What is needed ▸
Going line by line through the records below, count those containing the word "Answers", then give only the count.

Given entries ▸
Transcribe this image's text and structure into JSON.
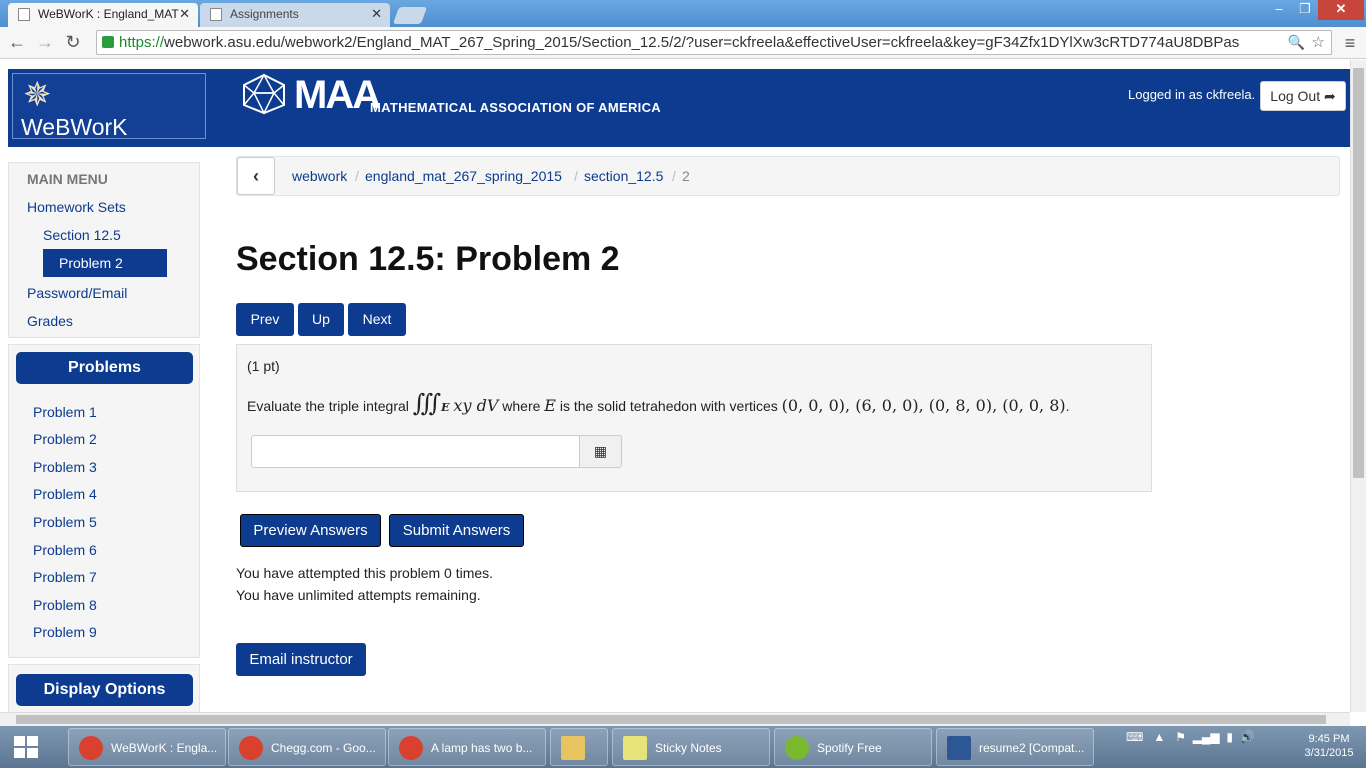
{
  "browser": {
    "tabs": [
      {
        "label": "WeBWorK : England_MAT"
      },
      {
        "label": "Assignments"
      }
    ],
    "window_controls": {
      "minimize": "‒",
      "maximize": "❐",
      "close": "✕"
    },
    "url_scheme": "https://",
    "url_rest": "webwork.asu.edu/webwork2/England_MAT_267_Spring_2015/Section_12.5/2/?user=ckfreela&effectiveUser=ckfreela&key=gF34Zfx1DYlXw3cRTD774aU8DBPas"
  },
  "header": {
    "webwork_logo_text": "WeBWorK",
    "maa_short": "MAA",
    "maa_full": "MATHEMATICAL ASSOCIATION OF AMERICA",
    "logged_in": "Logged in as ckfreela.",
    "logout_label": "Log Out ➦"
  },
  "main_menu": {
    "title": "MAIN MENU",
    "homework_sets": "Homework Sets",
    "section": "Section 12.5",
    "problem": "Problem 2",
    "password_email": "Password/Email",
    "grades": "Grades"
  },
  "problems_panel": {
    "title": "Problems",
    "items": [
      "Problem 1",
      "Problem 2",
      "Problem 3",
      "Problem 4",
      "Problem 5",
      "Problem 6",
      "Problem 7",
      "Problem 8",
      "Problem 9"
    ]
  },
  "display_options": {
    "title": "Display Options"
  },
  "breadcrumb": {
    "items": [
      "webwork",
      "england_mat_267_spring_2015",
      "section_12.5"
    ],
    "current": "2"
  },
  "page_title": "Section 12.5: Problem 2",
  "nav_buttons": {
    "prev": "Prev",
    "up": "Up",
    "next": "Next"
  },
  "problem": {
    "points": "(1 pt)",
    "text_before": "Evaluate the triple integral",
    "integral": "∭",
    "integral_sub": "E",
    "integrand": "xy dV",
    "text_where": "where",
    "var_E": "E",
    "text_after": "is the solid tetrahedon with vertices",
    "vertices": "(0, 0, 0), (6, 0, 0), (0, 8, 0), (0, 0, 8)",
    "period": ".",
    "answer_value": "",
    "equation_editor_icon": "grid-icon"
  },
  "actions": {
    "preview": "Preview Answers",
    "submit": "Submit Answers",
    "attempts": "You have attempted this problem 0 times.",
    "remaining": "You have unlimited attempts remaining.",
    "email": "Email instructor"
  },
  "taskbar": {
    "items": [
      {
        "label": "WeBWorK : Engla..."
      },
      {
        "label": "Chegg.com - Goo..."
      },
      {
        "label": "A lamp has two b..."
      },
      {
        "label": ""
      },
      {
        "label": "Sticky Notes"
      },
      {
        "label": "Spotify Free"
      },
      {
        "label": "resume2 [Compat..."
      }
    ],
    "time": "9:45 PM",
    "date": "3/31/2015"
  },
  "colors": {
    "brand_blue": "#0c3b8f",
    "link_blue": "#0d3b8d"
  }
}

Output of the task ▸
2